(Source: Kim So-hyun Asia News Network (MCT) — The government and the ruling Saenuri Party of South Korea yesterday agreed on raising the minimum tax rate for large firms that receive various tax benefits from the current 14 per cent to 15 per cent.
The revised tax bill also includes lowering the tax cut limits for big businesses; imposing taxes on financial income of more than 30 million won (US$26,514), down from the current 40 million won; expanding taxation on gains from stock transfers by major shareholders; and introducing transaction taxes on derivatives.
The Saenuri Party’s Rep. Na Seong-lin said his party received a report on the bill in a meeting with the government on tax reform plans.
“Reducing the tax cut limits for large companies will contribute toward increasing tax revenue and promoting fair taxation,” Na said in a briefing.
“Toughened taxation on financial or capital gains also dovetails with the Saenuri Party’s policy direction to expand the source of tax revenue and lower the tax rates.”
The envisioned tax reform plan is expected to raise tax revenue by about 1.8 trillion won, Na said.
The new bill reflects the ruling party’s demands for higher taxes on capital gains and less tax cuts for conglomerates, which were its campaign pledges in the parliamentary elections on April 11.
The bill, however, does not include taxation on people engaged in religious service.

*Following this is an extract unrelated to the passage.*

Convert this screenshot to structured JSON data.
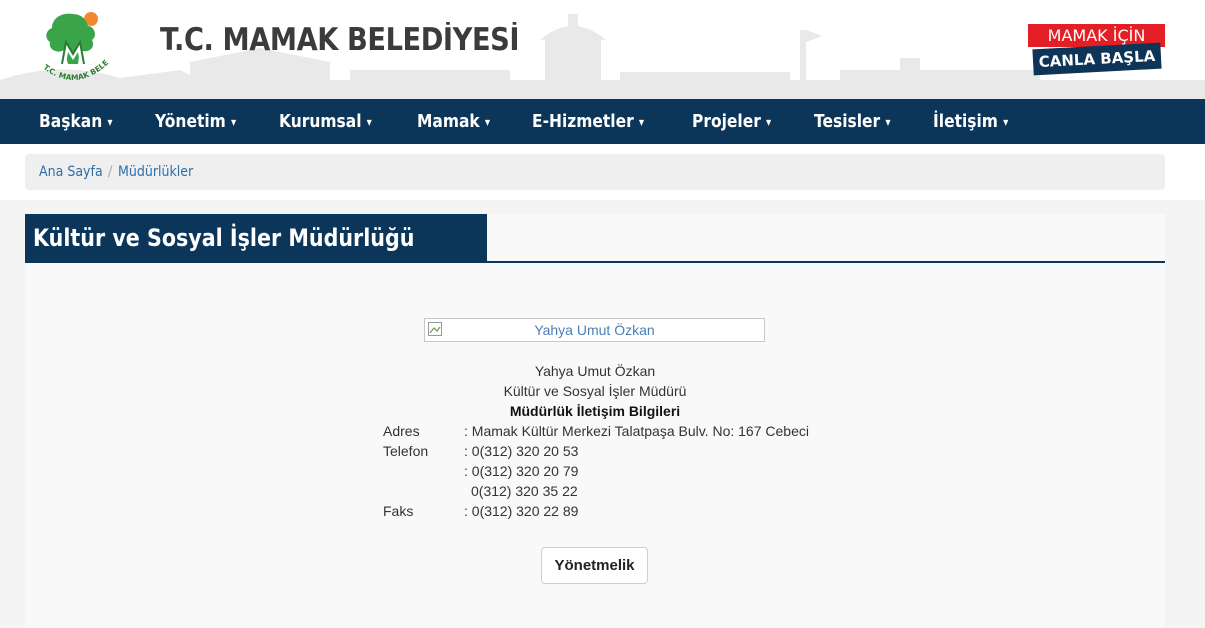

The government will also push to expand income tax deductions for individuals investing in start-up ventures, introduce an earned income tax credit for senior citizens, raise the limit for seamen’s non-taxable income earned abroad and expand the provision of tax-free oil for fishing.
The Saenuri Party agreed to the government’s plan to reduce tax cuts and exemptions to push up tax revenue, Na said.

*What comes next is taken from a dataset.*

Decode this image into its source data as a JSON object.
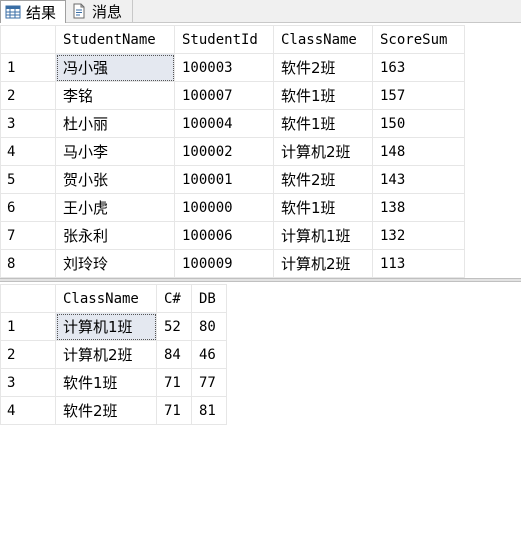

The party asked the government, however, to reconsider eliminating tax relief for financial institutions that deal with low-income earners and to ease the conditions for reverse mortgage loans for the baby boomer generation.
The Saenuri Party also requested a careful approach on cutting consumption tax on members-only golf courses and expanding tax credits for successions of family businesses in a bid to stimulate demand as they could unnecessarily raise public criticism.
The ruling party stressed that the income tax system should be rationally revised, while the government maintained a wait-and-see stance.
(1 won = $0.0009)
©2012 the Asia News Network (Hamburg, Germany)
Visit the Asia News Network (Hamburg, Germany) at www.asianewsnet.net/home/
Distributed by MCT Information Services